Participation: The 2017 candidates will almost certainly be visible helping our 2016 candidates. They will be identifying voters in 2016, who can be their delegates in 2017. With the candidates knowing the method in 2017 this early, attendance and participation at a 2017 convention should be especially high.
Fairness to candidates: We do not know who is running for any of the three statewide offices in 2017. However, by selecting the 2017 method of nomination now, the candidates will know under what method they will be running. This allows them to start building their staffs, finding their key allies, and all of the other necessities of running for office earlier. We should have a better prepared candidate for November 2017 because they will be able to strategize starting at an earlier date.
Conclusion and a spiritual appeal
After my initial op-ed, I read a lot of responses that effectively said, “We shouldn’t compromise because the other side…” and then listed the offenses. I know that I cannot heal hurt feelings, and that both sides have endured harsh treatment from the other. Instead, I’d like to make a spiritual appeal, that rather than focusing on the misconduct of the past, we look towards building a better future.
It was December 4, 1988, and I was sitting in Hillcrest Presbyterian Church in Monroeville, Pennsylvania. It was the eighties. Reagan was President. People were proud, and proud to be proud. The minister delivered a sermon whose refrain was, “You’re a Presbyterian. You do it better. You do it God’s way.” No matter what situation we encountered, no matter who was on the other side, we were called to be better, to do it God’s way.
Each of us has done something ugly in politics, and each of us has been mistreated by an opponent. I’m sure we all have multiple offenses, and multiple abuses. But this compromise is our chance to hold ourselves to a higher standard. It is our chance to tell the other side that we will work with them to give them something they want, and that we trust them to give us something we want. When we begin to conduct ourselves like Republicans should, to treat each other with respect and cooperation, we will get the same back. And once we start treating each other that way, the public will take notice of what we’ve become. If we hold ourselves to a higher standard, we can expect the public to take notice and join with us.
My compromise plan will work. It will produce better results for Republicans. But if it does nothing else, it will prove to the public, and prove to ourselves, that we can do it better. We can do it the Republican way.

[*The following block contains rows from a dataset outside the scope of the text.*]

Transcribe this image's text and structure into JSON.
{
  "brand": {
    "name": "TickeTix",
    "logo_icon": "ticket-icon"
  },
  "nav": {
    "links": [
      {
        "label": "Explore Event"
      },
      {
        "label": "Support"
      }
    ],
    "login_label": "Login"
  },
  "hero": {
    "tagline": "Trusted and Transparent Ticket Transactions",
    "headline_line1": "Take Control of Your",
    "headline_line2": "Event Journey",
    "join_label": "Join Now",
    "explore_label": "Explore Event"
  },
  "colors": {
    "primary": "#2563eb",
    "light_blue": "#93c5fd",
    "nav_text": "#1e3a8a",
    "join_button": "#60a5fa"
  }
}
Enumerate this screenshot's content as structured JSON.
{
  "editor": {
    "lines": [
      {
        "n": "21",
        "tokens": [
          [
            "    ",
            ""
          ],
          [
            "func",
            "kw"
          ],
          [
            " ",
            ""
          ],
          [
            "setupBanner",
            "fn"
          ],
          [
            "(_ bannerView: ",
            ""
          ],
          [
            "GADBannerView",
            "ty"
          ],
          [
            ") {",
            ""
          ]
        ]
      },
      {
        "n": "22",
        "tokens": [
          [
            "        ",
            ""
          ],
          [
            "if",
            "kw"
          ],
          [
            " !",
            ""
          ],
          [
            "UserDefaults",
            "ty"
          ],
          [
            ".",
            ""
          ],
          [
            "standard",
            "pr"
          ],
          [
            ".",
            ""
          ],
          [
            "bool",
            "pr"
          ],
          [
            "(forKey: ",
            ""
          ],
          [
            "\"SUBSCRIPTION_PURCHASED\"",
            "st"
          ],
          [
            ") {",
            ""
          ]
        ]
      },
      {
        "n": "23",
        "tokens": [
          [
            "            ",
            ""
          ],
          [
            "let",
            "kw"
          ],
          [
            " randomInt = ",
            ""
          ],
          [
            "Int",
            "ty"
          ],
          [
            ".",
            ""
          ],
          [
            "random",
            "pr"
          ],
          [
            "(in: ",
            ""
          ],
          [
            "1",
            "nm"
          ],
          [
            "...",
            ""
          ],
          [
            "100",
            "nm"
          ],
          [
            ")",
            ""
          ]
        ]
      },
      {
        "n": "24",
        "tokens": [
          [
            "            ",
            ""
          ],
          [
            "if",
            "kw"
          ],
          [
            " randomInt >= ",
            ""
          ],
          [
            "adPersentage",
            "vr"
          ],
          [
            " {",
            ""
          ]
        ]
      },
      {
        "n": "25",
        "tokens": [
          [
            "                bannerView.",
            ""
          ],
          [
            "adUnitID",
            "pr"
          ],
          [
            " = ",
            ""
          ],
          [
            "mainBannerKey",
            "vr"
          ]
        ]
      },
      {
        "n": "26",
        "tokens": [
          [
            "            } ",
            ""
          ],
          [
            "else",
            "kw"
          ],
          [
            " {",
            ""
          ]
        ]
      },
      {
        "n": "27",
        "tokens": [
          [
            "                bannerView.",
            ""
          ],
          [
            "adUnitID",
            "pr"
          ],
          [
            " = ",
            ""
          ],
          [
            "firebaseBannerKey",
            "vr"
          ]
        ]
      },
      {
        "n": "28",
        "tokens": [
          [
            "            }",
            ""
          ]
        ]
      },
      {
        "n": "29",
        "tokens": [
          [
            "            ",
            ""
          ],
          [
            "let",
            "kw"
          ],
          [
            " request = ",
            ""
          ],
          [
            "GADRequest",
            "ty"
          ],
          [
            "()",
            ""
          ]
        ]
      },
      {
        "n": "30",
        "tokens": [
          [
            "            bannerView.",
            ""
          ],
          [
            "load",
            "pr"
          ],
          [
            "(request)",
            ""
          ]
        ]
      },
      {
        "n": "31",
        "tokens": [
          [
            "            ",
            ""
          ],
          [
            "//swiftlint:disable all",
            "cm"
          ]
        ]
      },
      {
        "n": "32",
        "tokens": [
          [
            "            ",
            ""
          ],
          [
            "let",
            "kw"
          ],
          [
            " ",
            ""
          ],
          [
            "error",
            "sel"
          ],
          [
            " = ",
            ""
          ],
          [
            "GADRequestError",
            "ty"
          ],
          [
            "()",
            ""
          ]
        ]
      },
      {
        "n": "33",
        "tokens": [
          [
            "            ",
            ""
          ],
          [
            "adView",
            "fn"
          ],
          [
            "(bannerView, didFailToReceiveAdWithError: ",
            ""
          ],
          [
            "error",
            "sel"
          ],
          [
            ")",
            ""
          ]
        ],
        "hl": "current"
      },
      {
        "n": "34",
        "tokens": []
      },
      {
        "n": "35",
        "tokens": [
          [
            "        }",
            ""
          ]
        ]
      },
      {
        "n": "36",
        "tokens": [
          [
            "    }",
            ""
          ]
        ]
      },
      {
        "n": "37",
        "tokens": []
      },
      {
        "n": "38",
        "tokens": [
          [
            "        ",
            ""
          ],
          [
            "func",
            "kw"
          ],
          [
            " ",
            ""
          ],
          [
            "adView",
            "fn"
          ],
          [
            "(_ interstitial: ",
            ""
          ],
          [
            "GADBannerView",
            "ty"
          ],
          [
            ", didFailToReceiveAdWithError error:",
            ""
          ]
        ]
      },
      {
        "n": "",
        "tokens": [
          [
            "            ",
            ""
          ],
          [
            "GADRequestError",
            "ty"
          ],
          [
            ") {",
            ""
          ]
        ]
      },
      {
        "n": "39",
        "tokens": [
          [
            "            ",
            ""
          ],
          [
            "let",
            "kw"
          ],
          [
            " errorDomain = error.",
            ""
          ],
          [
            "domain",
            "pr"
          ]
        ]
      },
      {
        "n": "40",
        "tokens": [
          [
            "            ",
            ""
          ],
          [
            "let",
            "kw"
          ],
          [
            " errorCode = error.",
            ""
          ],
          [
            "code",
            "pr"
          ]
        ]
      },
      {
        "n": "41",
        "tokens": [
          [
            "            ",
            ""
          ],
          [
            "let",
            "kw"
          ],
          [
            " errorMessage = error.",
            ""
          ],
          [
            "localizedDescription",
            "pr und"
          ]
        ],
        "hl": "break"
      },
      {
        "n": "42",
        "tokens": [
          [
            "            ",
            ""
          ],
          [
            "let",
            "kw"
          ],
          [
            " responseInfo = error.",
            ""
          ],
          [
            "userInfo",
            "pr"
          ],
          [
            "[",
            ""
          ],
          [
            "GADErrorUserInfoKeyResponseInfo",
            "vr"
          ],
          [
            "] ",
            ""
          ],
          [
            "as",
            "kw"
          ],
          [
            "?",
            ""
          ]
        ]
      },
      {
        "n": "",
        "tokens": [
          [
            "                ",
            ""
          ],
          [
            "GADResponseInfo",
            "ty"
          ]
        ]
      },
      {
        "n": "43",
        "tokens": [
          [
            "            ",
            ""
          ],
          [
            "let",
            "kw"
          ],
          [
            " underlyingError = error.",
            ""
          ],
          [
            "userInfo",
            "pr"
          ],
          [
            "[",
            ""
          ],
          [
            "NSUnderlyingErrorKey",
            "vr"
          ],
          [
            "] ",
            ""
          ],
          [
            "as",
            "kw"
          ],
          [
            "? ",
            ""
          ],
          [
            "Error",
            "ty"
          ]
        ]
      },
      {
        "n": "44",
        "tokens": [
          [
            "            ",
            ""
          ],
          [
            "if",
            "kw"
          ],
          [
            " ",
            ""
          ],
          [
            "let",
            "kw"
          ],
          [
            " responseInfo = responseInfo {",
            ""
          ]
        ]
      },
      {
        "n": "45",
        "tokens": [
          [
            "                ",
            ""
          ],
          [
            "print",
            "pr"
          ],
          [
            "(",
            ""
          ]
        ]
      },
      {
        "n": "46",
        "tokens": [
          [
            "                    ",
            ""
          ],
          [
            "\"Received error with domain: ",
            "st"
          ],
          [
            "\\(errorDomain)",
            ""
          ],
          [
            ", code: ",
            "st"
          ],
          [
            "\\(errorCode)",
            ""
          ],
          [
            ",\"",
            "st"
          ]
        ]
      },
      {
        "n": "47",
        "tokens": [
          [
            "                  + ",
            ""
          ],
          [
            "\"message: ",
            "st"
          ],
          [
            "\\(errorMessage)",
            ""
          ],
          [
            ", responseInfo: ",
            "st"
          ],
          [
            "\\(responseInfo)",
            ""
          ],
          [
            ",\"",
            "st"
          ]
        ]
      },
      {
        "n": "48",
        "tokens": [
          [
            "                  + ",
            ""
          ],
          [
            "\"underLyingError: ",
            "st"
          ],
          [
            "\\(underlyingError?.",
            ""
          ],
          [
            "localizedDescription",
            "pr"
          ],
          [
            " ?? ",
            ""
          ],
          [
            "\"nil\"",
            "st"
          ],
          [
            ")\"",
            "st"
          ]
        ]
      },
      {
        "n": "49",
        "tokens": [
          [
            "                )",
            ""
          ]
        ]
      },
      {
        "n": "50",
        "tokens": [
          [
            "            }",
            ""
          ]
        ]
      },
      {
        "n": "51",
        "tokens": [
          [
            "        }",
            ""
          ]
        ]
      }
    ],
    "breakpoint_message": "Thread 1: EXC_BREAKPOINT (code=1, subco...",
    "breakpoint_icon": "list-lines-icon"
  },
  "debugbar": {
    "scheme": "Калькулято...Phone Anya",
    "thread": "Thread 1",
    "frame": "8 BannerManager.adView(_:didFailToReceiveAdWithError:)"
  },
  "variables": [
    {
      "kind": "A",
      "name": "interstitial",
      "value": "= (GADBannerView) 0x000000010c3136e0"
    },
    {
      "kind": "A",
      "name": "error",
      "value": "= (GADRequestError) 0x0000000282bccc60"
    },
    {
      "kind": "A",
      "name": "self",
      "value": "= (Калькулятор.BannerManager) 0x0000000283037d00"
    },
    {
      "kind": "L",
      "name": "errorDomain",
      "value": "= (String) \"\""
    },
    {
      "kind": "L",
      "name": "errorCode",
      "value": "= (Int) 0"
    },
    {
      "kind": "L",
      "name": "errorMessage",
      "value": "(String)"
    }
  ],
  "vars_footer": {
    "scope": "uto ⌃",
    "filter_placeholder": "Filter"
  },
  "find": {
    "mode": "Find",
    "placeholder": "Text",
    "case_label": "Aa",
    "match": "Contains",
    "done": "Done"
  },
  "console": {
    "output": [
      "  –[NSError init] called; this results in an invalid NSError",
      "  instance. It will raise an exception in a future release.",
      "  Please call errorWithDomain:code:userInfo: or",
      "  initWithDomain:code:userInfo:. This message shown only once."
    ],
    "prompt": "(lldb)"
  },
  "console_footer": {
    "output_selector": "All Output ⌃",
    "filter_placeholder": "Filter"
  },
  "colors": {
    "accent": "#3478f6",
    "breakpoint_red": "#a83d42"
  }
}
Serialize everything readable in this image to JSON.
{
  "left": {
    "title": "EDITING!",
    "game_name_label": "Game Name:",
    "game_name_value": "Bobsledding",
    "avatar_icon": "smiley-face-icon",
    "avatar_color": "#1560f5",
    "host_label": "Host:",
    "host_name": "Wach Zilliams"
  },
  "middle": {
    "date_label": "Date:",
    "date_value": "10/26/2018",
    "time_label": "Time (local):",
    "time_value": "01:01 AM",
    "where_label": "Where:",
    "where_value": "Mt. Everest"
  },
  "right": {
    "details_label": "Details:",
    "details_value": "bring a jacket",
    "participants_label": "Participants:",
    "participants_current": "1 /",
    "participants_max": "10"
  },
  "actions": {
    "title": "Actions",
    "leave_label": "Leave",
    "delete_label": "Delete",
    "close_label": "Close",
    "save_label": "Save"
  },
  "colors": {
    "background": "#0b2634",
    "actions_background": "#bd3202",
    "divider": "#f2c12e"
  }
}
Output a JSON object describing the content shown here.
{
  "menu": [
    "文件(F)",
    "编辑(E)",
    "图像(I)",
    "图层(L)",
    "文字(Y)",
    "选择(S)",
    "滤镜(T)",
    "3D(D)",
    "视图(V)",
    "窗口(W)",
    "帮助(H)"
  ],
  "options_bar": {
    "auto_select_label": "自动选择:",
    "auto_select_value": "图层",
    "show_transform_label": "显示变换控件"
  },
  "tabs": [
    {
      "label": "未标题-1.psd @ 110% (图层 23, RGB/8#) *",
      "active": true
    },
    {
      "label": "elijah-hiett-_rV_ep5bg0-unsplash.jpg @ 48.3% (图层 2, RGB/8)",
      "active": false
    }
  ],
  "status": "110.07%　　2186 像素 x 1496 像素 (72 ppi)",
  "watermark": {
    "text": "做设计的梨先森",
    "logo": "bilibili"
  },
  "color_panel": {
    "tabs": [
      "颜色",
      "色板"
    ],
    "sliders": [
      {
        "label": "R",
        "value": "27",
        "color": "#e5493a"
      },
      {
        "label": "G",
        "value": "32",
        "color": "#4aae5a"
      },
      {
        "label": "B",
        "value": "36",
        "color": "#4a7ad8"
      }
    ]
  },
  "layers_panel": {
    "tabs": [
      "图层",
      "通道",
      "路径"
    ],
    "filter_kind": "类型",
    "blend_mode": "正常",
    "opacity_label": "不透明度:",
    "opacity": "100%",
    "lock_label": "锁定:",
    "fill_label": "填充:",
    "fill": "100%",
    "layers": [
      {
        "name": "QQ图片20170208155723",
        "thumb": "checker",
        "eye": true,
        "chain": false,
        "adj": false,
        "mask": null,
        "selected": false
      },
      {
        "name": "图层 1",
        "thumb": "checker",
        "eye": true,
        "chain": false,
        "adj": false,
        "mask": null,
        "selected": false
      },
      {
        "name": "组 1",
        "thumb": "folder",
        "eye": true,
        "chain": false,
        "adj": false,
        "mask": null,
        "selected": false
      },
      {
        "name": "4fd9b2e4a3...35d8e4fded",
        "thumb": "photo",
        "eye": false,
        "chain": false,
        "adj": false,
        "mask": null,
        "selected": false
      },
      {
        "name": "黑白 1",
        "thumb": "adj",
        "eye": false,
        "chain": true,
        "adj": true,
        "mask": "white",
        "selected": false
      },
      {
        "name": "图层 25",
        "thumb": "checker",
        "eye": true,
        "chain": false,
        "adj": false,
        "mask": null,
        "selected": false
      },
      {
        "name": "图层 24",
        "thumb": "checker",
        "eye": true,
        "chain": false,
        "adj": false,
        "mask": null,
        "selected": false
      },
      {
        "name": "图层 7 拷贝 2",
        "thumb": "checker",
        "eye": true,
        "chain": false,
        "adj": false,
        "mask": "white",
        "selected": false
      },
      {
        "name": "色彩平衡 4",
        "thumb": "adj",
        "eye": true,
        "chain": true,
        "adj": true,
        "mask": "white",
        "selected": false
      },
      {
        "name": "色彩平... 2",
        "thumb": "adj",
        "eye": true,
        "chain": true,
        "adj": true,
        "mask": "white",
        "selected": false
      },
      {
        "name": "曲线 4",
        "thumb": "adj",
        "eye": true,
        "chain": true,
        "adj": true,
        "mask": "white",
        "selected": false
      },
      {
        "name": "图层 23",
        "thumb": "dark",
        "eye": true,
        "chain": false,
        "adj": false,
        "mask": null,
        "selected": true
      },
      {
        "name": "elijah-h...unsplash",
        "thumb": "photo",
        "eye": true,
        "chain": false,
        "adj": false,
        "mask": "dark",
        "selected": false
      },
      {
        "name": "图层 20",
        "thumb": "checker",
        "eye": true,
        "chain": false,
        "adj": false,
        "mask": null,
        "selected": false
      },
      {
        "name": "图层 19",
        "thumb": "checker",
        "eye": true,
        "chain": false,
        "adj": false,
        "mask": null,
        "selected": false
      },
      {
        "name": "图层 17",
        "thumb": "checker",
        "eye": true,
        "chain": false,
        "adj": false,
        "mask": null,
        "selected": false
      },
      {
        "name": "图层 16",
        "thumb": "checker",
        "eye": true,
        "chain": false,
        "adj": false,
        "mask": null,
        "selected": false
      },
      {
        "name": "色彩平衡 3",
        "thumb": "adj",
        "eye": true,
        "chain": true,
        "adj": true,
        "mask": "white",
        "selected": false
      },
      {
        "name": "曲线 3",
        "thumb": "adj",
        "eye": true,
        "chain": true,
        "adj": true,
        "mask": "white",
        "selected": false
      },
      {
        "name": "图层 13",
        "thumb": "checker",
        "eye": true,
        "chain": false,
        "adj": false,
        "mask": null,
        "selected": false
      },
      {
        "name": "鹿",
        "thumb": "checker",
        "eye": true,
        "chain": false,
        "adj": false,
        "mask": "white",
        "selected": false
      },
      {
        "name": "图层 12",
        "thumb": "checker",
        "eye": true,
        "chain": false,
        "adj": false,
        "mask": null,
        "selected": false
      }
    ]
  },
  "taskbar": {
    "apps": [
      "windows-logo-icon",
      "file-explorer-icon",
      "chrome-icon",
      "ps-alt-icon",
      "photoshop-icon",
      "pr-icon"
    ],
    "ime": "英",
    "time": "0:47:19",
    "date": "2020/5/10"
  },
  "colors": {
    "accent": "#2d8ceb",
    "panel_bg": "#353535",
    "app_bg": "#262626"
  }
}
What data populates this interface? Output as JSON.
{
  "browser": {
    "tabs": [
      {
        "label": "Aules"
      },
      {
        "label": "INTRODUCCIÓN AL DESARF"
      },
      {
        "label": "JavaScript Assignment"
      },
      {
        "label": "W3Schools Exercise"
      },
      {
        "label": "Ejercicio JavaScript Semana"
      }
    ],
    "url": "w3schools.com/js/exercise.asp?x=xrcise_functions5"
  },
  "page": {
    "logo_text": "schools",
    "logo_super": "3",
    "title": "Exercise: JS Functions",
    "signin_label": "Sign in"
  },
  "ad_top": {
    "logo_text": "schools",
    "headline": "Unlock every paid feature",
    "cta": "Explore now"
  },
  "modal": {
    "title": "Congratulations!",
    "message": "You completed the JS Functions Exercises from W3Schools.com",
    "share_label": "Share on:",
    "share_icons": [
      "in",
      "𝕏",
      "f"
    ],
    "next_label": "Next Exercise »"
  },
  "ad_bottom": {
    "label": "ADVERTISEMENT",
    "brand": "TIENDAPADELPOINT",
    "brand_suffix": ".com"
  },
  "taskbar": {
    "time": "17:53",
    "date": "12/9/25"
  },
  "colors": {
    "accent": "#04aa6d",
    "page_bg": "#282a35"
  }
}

Chip Muir is the 3rd district Rep on Virginia’s Republican State Central Committee and is the Chairman of the Republican Commitee of Richmond